- EXERCISE DESCRIPTION: The output should be all lines of the entries below in which the word "title" occurs.

*** Opening PROVIDED INFORMATION ***

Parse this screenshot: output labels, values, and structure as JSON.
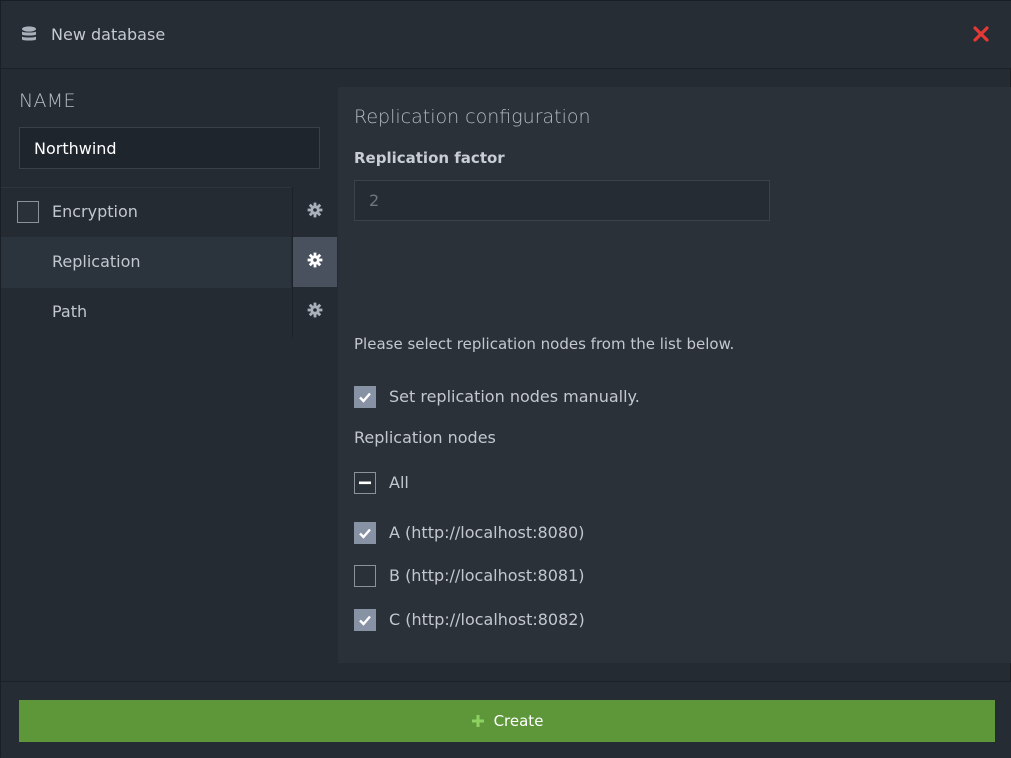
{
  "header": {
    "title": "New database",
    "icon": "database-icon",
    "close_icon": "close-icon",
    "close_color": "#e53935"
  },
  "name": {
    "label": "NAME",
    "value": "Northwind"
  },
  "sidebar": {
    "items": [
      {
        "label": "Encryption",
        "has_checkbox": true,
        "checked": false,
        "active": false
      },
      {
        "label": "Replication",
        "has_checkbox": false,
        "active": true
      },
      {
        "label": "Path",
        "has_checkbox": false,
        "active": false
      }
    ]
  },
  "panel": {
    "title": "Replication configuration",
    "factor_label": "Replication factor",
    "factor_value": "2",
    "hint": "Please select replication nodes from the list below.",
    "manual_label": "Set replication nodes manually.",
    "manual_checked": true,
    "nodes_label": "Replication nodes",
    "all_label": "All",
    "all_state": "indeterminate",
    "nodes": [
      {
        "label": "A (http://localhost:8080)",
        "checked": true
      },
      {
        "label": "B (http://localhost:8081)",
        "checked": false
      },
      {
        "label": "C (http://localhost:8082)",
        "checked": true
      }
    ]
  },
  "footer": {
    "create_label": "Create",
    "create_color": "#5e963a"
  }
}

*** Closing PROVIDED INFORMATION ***

- TASK ANSWER:
    "title": "New database",
    "title": "Replication configuration",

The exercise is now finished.